Data supplied:
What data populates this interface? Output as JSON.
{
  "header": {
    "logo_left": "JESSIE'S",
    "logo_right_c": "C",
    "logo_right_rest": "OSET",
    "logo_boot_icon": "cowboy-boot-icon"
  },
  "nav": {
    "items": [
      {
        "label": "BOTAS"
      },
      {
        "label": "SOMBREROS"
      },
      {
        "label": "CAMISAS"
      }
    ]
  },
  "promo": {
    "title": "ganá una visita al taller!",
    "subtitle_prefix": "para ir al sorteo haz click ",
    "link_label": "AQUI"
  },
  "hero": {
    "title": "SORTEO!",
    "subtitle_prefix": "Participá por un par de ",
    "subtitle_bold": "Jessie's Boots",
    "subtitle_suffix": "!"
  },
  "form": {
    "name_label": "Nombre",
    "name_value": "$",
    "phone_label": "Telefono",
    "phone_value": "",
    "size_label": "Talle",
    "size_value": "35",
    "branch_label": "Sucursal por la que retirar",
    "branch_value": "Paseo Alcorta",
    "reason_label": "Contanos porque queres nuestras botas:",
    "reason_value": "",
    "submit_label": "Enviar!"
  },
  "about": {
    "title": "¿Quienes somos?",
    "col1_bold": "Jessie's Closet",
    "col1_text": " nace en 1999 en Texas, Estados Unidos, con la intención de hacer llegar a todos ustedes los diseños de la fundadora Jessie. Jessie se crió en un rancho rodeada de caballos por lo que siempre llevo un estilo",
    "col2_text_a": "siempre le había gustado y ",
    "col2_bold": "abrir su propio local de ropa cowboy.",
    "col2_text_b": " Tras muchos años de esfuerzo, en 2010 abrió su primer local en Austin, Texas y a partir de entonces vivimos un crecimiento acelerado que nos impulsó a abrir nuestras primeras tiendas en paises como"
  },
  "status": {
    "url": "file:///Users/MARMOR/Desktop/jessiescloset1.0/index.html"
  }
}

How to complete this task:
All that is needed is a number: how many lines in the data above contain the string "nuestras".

Solution for this exercise:
2